• Data records
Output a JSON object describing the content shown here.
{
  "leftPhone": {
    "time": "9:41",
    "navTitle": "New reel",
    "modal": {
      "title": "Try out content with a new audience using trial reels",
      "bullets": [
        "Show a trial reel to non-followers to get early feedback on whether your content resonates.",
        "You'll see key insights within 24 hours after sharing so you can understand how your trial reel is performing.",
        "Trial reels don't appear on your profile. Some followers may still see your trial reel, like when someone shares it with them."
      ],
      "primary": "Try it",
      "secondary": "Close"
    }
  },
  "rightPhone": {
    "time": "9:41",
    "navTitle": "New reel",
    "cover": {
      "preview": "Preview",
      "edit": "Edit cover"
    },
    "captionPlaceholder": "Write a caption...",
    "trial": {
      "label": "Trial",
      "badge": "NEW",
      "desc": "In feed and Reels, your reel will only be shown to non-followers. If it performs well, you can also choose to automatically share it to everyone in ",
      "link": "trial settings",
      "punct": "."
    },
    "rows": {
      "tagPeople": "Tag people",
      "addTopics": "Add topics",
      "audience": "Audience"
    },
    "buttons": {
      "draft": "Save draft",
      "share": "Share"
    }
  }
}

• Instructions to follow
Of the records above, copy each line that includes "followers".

• Solution
        "Show a trial reel to non-followers to get early feedback on whether your content resonates.",
        "Trial reels don't appear on your profile. Some followers may still see your trial reel, like when someone shares it with them."
      "desc": "In feed and Reels, your reel will only be shown to non-followers. If it performs well, you can also choose to automatically share it to everyone in ",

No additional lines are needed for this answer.